Items listed in a dataset
• • • • • • •
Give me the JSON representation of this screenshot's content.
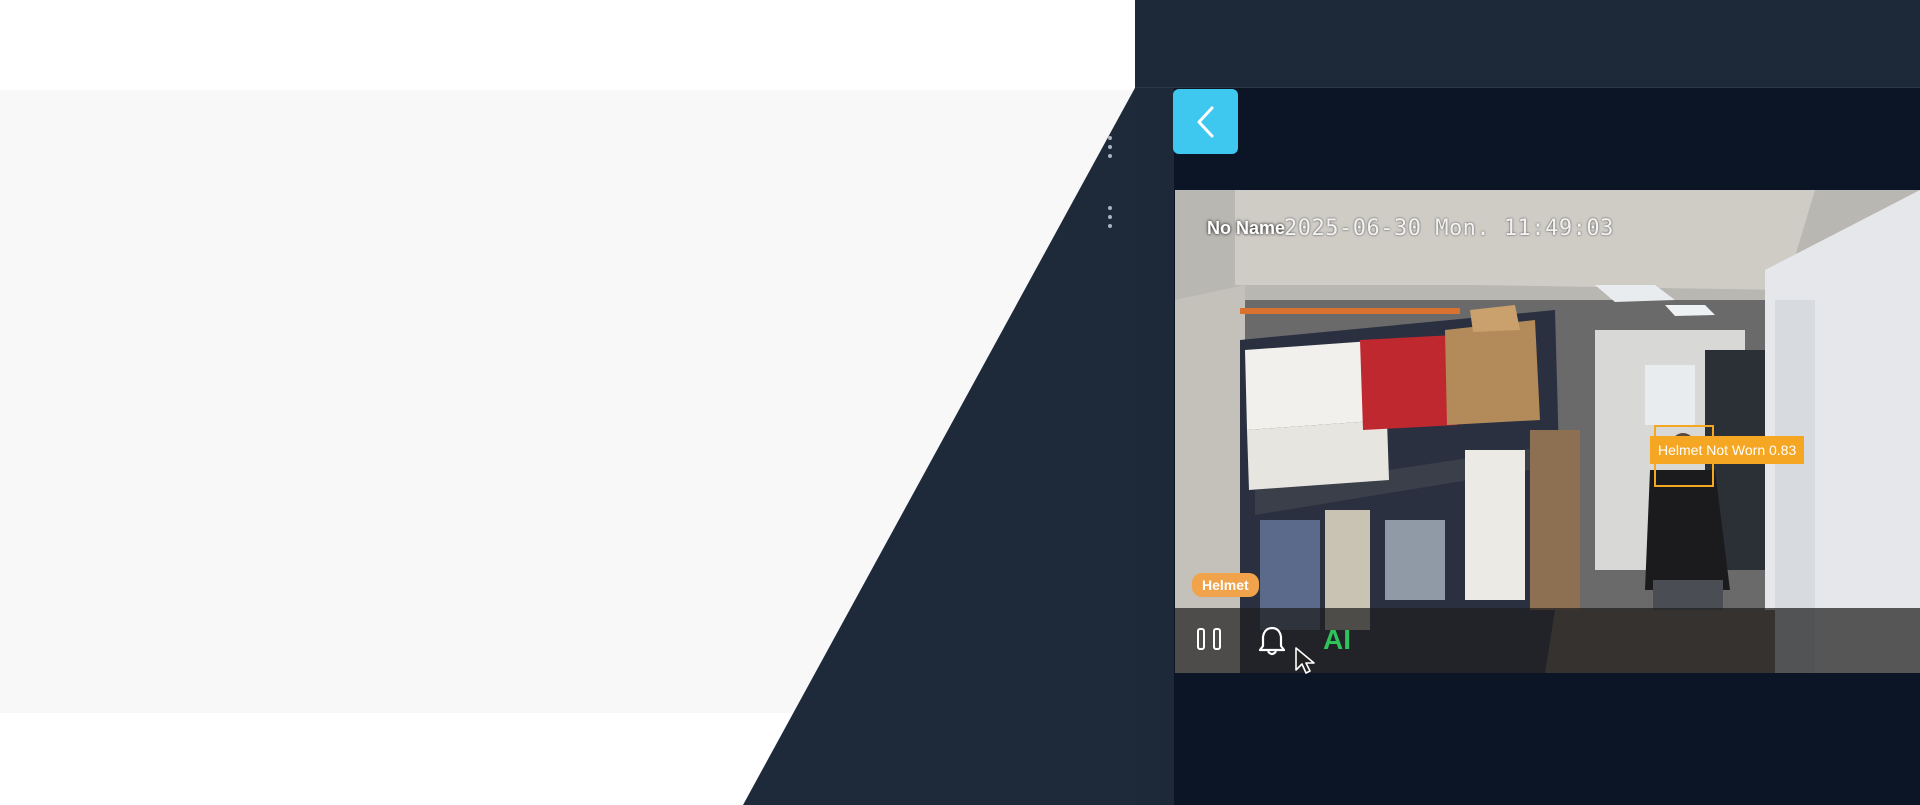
{
  "colors": {
    "accent": "#3ec8f0",
    "panel_bg": "#0c1525",
    "chrome_bg": "#1d2939",
    "detection_label_bg": "#f5a623",
    "ai_label": "#2fc35a"
  },
  "toolbar": {
    "back_icon": "chevron-left-icon"
  },
  "side_menu": {
    "menu_icon": "kebab-icon"
  },
  "camera": {
    "name": "No Name",
    "timestamp": "2025-06-30 Mon. 11:49:03",
    "detection_label": "Helmet Not Worn 0.83",
    "rule_badge": "Helmet"
  },
  "controls": {
    "pause_icon": "pause-icon",
    "alarm_icon": "bell-icon",
    "ai_label": "AI"
  }
}
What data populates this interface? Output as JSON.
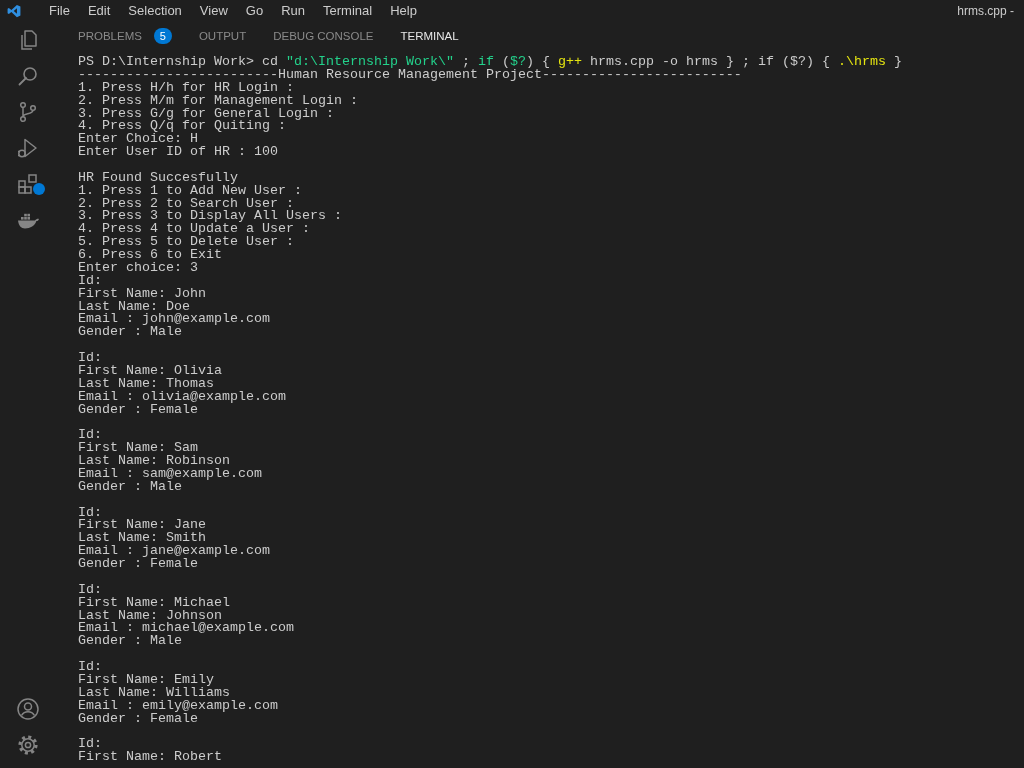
{
  "menu_bar": {
    "items": [
      "File",
      "Edit",
      "Selection",
      "View",
      "Go",
      "Run",
      "Terminal",
      "Help"
    ],
    "title": "hrms.cpp -"
  },
  "panel": {
    "tabs": [
      {
        "label": "PROBLEMS",
        "selected": false,
        "count": "5"
      },
      {
        "label": "OUTPUT",
        "selected": false
      },
      {
        "label": "DEBUG CONSOLE",
        "selected": false
      },
      {
        "label": "TERMINAL",
        "selected": true
      }
    ]
  },
  "terminal": {
    "command": [
      {
        "kind": "prompt",
        "text": "PS D:\\Internship Work> "
      },
      {
        "kind": "plain",
        "text": "cd "
      },
      {
        "kind": "string",
        "text": "\"d:\\Internship Work\\\""
      },
      {
        "kind": "plain",
        "text": " ; "
      },
      {
        "kind": "keyword",
        "text": "if"
      },
      {
        "kind": "plain",
        "text": " ("
      },
      {
        "kind": "variable",
        "text": "$?"
      },
      {
        "kind": "plain",
        "text": ") { "
      },
      {
        "kind": "command",
        "text": "g++"
      },
      {
        "kind": "plain",
        "text": " hrms.cpp -o hrms } ; if ($?) { "
      },
      {
        "kind": "command",
        "text": ".\\hrms"
      },
      {
        "kind": "plain",
        "text": " }"
      }
    ],
    "output_blocks": [
      {
        "lines": [
          "-------------------------Human Resource Management Project-------------------------",
          "1. Press H/h for HR Login :",
          "2. Press M/m for Management Login :",
          "3. Press G/g for General Login :",
          "4. Press Q/q for Quiting :",
          "Enter Choice: H",
          "Enter User ID of HR : 100"
        ]
      },
      {
        "lines": [
          "HR Found Succesfully",
          "1. Press 1 to Add New User :",
          "2. Press 2 to Search User :",
          "3. Press 3 to Display All Users :",
          "4. Press 4 to Update a User :",
          "5. Press 5 to Delete User :",
          "6. Press 6 to Exit",
          "Enter choice: 3",
          "Id:",
          "First Name: John",
          "Last Name: Doe",
          "Email : john@example.com",
          "Gender : Male"
        ]
      },
      {
        "lines": [
          "Id:",
          "First Name: Olivia",
          "Last Name: Thomas",
          "Email : olivia@example.com",
          "Gender : Female"
        ]
      },
      {
        "lines": [
          "Id:",
          "First Name: Sam",
          "Last Name: Robinson",
          "Email : sam@example.com",
          "Gender : Male"
        ]
      },
      {
        "lines": [
          "Id:",
          "First Name: Jane",
          "Last Name: Smith",
          "Email : jane@example.com",
          "Gender : Female"
        ]
      },
      {
        "lines": [
          "Id:",
          "First Name: Michael",
          "Last Name: Johnson",
          "Email : michael@example.com",
          "Gender : Male"
        ]
      },
      {
        "lines": [
          "Id:",
          "First Name: Emily",
          "Last Name: Williams",
          "Email : emily@example.com",
          "Gender : Female"
        ]
      },
      {
        "lines": [
          "Id:",
          "First Name: Robert"
        ]
      }
    ]
  }
}
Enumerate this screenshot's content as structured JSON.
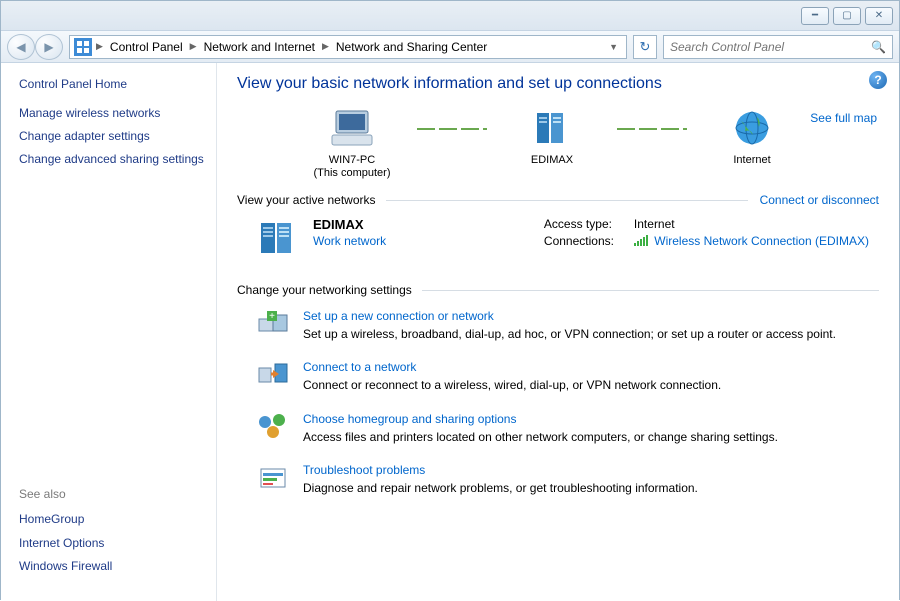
{
  "breadcrumb": [
    "Control Panel",
    "Network and Internet",
    "Network and Sharing Center"
  ],
  "search": {
    "placeholder": "Search Control Panel"
  },
  "sidebar": {
    "home": "Control Panel Home",
    "links": [
      "Manage wireless networks",
      "Change adapter settings",
      "Change advanced sharing settings"
    ],
    "see_also_label": "See also",
    "see_also": [
      "HomeGroup",
      "Internet Options",
      "Windows Firewall"
    ]
  },
  "main": {
    "heading": "View your basic network information and set up connections",
    "see_full_map": "See full map",
    "map": {
      "pc_name": "WIN7-PC",
      "pc_sub": "(This computer)",
      "router": "EDIMAX",
      "internet": "Internet"
    },
    "active_label": "View your active networks",
    "connect_disconnect": "Connect or disconnect",
    "active_net": {
      "name": "EDIMAX",
      "type": "Work network",
      "access_label": "Access type:",
      "access_value": "Internet",
      "conn_label": "Connections:",
      "conn_value": "Wireless Network Connection (EDIMAX)"
    },
    "change_label": "Change your networking settings",
    "settings": [
      {
        "title": "Set up a new connection or network",
        "desc": "Set up a wireless, broadband, dial-up, ad hoc, or VPN connection; or set up a router or access point."
      },
      {
        "title": "Connect to a network",
        "desc": "Connect or reconnect to a wireless, wired, dial-up, or VPN network connection."
      },
      {
        "title": "Choose homegroup and sharing options",
        "desc": "Access files and printers located on other network computers, or change sharing settings."
      },
      {
        "title": "Troubleshoot problems",
        "desc": "Diagnose and repair network problems, or get troubleshooting information."
      }
    ]
  }
}
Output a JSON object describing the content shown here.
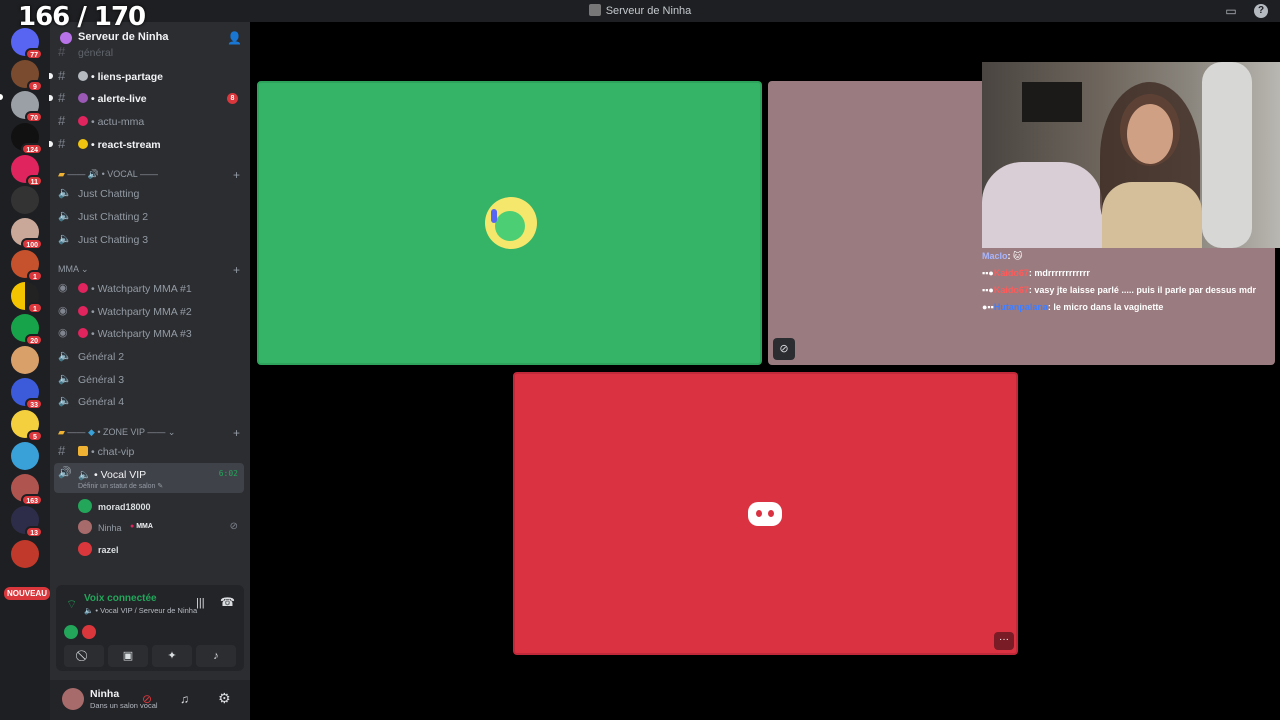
{
  "counter": "166 / 170",
  "window": {
    "title": "Serveur de Ninha"
  },
  "guild_badges": [
    "77",
    "9",
    "70",
    "124",
    "11",
    "100",
    "1",
    "1",
    "20",
    "33",
    "5",
    "163",
    "13"
  ],
  "guild_new_label": "NOUVEAU",
  "server": {
    "name": "Serveur de Ninha"
  },
  "channels": {
    "general_partial": "général",
    "text1": "liens-partage",
    "text2": "alerte-live",
    "text2_badge": "8",
    "text3": "actu-mma",
    "text4": "react-stream",
    "cat_vocal": "VOCAL",
    "voice1": "Just Chatting",
    "voice2": "Just Chatting 2",
    "voice3": "Just Chatting 3",
    "cat_mma": "MMA",
    "stage1": "Watchparty MMA #1",
    "stage2": "Watchparty MMA #2",
    "stage3": "Watchparty MMA #3",
    "voice4": "Général 2",
    "voice5": "Général 3",
    "voice6": "Général 4",
    "cat_vip": "ZONE VIP",
    "text_vip": "chat-vip",
    "active_voice": "Vocal VIP",
    "active_timer": "6:02",
    "active_status": "Définir un statut de salon"
  },
  "members": [
    {
      "name": "morad18000"
    },
    {
      "name": "Ninha",
      "tag": "MMA"
    },
    {
      "name": "razel"
    }
  ],
  "voice_panel": {
    "title": "Voix connectée",
    "subtitle": "Vocal VIP / Serveur de Ninha"
  },
  "user": {
    "name": "Ninha",
    "status": "Dans un salon vocal"
  },
  "chat": [
    {
      "user": "Maclo",
      "msg": ": 🐱"
    },
    {
      "user": "Kaido67",
      "msg": ": mdrrrrrrrrrrrr"
    },
    {
      "user": "Kaido67",
      "msg": ": vasy jte laisse parlé ..... puis il parle par dessus mdr"
    },
    {
      "user": "Hutanpalana",
      "msg": ": le micro dans la vaginette"
    }
  ],
  "colors": {
    "tile_green": "#35b467",
    "tile_mauve": "#9a7b7f",
    "tile_red": "#db3242",
    "accent_green": "#23a55a",
    "badge_red": "#da373c"
  }
}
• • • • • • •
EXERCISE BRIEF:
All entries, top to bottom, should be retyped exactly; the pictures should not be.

ANSWER FOR THIS EXERCISE:
Give me the JSON representation of this screenshot's content.
{
  "colors": {
    "accent": "#3ec8f0",
    "panel_bg": "#0c1525",
    "chrome_bg": "#1d2939",
    "detection_label_bg": "#f5a623",
    "ai_label": "#2fc35a"
  },
  "toolbar": {
    "back_icon": "chevron-left-icon"
  },
  "side_menu": {
    "menu_icon": "kebab-icon"
  },
  "camera": {
    "name": "No Name",
    "timestamp": "2025-06-30 Mon. 11:49:03",
    "detection_label": "Helmet Not Worn 0.83",
    "rule_badge": "Helmet"
  },
  "controls": {
    "pause_icon": "pause-icon",
    "alarm_icon": "bell-icon",
    "ai_label": "AI"
  }
}
What data populates this interface? Output as JSON.
{
  "menu_bar": {
    "items": [
      "File",
      "Edit",
      "Selection",
      "View",
      "Go",
      "Run",
      "Terminal",
      "Help"
    ],
    "title": "hrms.cpp -"
  },
  "panel": {
    "tabs": [
      {
        "label": "PROBLEMS",
        "selected": false,
        "count": "5"
      },
      {
        "label": "OUTPUT",
        "selected": false
      },
      {
        "label": "DEBUG CONSOLE",
        "selected": false
      },
      {
        "label": "TERMINAL",
        "selected": true
      }
    ]
  },
  "terminal": {
    "command": [
      {
        "kind": "prompt",
        "text": "PS D:\\Internship Work> "
      },
      {
        "kind": "plain",
        "text": "cd "
      },
      {
        "kind": "string",
        "text": "\"d:\\Internship Work\\\""
      },
      {
        "kind": "plain",
        "text": " ; "
      },
      {
        "kind": "keyword",
        "text": "if"
      },
      {
        "kind": "plain",
        "text": " ("
      },
      {
        "kind": "variable",
        "text": "$?"
      },
      {
        "kind": "plain",
        "text": ") { "
      },
      {
        "kind": "command",
        "text": "g++"
      },
      {
        "kind": "plain",
        "text": " hrms.cpp -o hrms } ; if ($?) { "
      },
      {
        "kind": "command",
        "text": ".\\hrms"
      },
      {
        "kind": "plain",
        "text": " }"
      }
    ],
    "output_blocks": [
      {
        "lines": [
          "-------------------------Human Resource Management Project-------------------------",
          "1. Press H/h for HR Login :",
          "2. Press M/m for Management Login :",
          "3. Press G/g for General Login :",
          "4. Press Q/q for Quiting :",
          "Enter Choice: H",
          "Enter User ID of HR : 100"
        ]
      },
      {
        "lines": [
          "HR Found Succesfully",
          "1. Press 1 to Add New User :",
          "2. Press 2 to Search User :",
          "3. Press 3 to Display All Users :",
          "4. Press 4 to Update a User :",
          "5. Press 5 to Delete User :",
          "6. Press 6 to Exit",
          "Enter choice: 3",
          "Id:",
          "First Name: John",
          "Last Name: Doe",
          "Email : john@example.com",
          "Gender : Male"
        ]
      },
      {
        "lines": [
          "Id:",
          "First Name: Olivia",
          "Last Name: Thomas",
          "Email : olivia@example.com",
          "Gender : Female"
        ]
      },
      {
        "lines": [
          "Id:",
          "First Name: Sam",
          "Last Name: Robinson",
          "Email : sam@example.com",
          "Gender : Male"
        ]
      },
      {
        "lines": [
          "Id:",
          "First Name: Jane",
          "Last Name: Smith",
          "Email : jane@example.com",
          "Gender : Female"
        ]
      },
      {
        "lines": [
          "Id:",
          "First Name: Michael",
          "Last Name: Johnson",
          "Email : michael@example.com",
          "Gender : Male"
        ]
      },
      {
        "lines": [
          "Id:",
          "First Name: Emily",
          "Last Name: Williams",
          "Email : emily@example.com",
          "Gender : Female"
        ]
      },
      {
        "lines": [
          "Id:",
          "First Name: Robert"
        ]
      }
    ]
  }
}
Enumerate this screenshot's content as structured JSON.
{
  "breadcrumb": [
    "Control Panel",
    "Network and Internet",
    "Network and Sharing Center"
  ],
  "search": {
    "placeholder": "Search Control Panel"
  },
  "sidebar": {
    "home": "Control Panel Home",
    "links": [
      "Manage wireless networks",
      "Change adapter settings",
      "Change advanced sharing settings"
    ],
    "see_also_label": "See also",
    "see_also": [
      "HomeGroup",
      "Internet Options",
      "Windows Firewall"
    ]
  },
  "main": {
    "heading": "View your basic network information and set up connections",
    "see_full_map": "See full map",
    "map": {
      "pc_name": "WIN7-PC",
      "pc_sub": "(This computer)",
      "router": "EDIMAX",
      "internet": "Internet"
    },
    "active_label": "View your active networks",
    "connect_disconnect": "Connect or disconnect",
    "active_net": {
      "name": "EDIMAX",
      "type": "Work network",
      "access_label": "Access type:",
      "access_value": "Internet",
      "conn_label": "Connections:",
      "conn_value": "Wireless Network Connection (EDIMAX)"
    },
    "change_label": "Change your networking settings",
    "settings": [
      {
        "title": "Set up a new connection or network",
        "desc": "Set up a wireless, broadband, dial-up, ad hoc, or VPN connection; or set up a router or access point."
      },
      {
        "title": "Connect to a network",
        "desc": "Connect or reconnect to a wireless, wired, dial-up, or VPN network connection."
      },
      {
        "title": "Choose homegroup and sharing options",
        "desc": "Access files and printers located on other network computers, or change sharing settings."
      },
      {
        "title": "Troubleshoot problems",
        "desc": "Diagnose and repair network problems, or get troubleshooting information."
      }
    ]
  }
}
Output a JSON object describing the content shown here.
{
  "counter": "166 / 170",
  "window": {
    "title": "Serveur de Ninha"
  },
  "guild_badges": [
    "77",
    "9",
    "70",
    "124",
    "11",
    "100",
    "1",
    "1",
    "20",
    "33",
    "5",
    "163",
    "13"
  ],
  "guild_new_label": "NOUVEAU",
  "server": {
    "name": "Serveur de Ninha"
  },
  "channels": {
    "general_partial": "général",
    "text1": "liens-partage",
    "text2": "alerte-live",
    "text2_badge": "8",
    "text3": "actu-mma",
    "text4": "react-stream",
    "cat_vocal": "VOCAL",
    "voice1": "Just Chatting",
    "voice2": "Just Chatting 2",
    "voice3": "Just Chatting 3",
    "cat_mma": "MMA",
    "stage1": "Watchparty MMA #1",
    "stage2": "Watchparty MMA #2",
    "stage3": "Watchparty MMA #3",
    "voice4": "Général 2",
    "voice5": "Général 3",
    "voice6": "Général 4",
    "cat_vip": "ZONE VIP",
    "text_vip": "chat-vip",
    "active_voice": "Vocal VIP",
    "active_timer": "6:02",
    "active_status": "Définir un statut de salon"
  },
  "members": [
    {
      "name": "morad18000"
    },
    {
      "name": "Ninha",
      "tag": "MMA"
    },
    {
      "name": "razel"
    }
  ],
  "voice_panel": {
    "title": "Voix connectée",
    "subtitle": "Vocal VIP / Serveur de Ninha"
  },
  "user": {
    "name": "Ninha",
    "status": "Dans un salon vocal"
  },
  "chat": [
    {
      "user": "Maclo",
      "msg": ": 🐱"
    },
    {
      "user": "Kaido67",
      "msg": ": mdrrrrrrrrrrrr"
    },
    {
      "user": "Kaido67",
      "msg": ": vasy jte laisse parlé ..... puis il parle par dessus mdr"
    },
    {
      "user": "Hutanpalana",
      "msg": ": le micro dans la vaginette"
    }
  ],
  "colors": {
    "tile_green": "#35b467",
    "tile_mauve": "#9a7b7f",
    "tile_red": "#db3242",
    "accent_green": "#23a55a",
    "badge_red": "#da373c"
  }
}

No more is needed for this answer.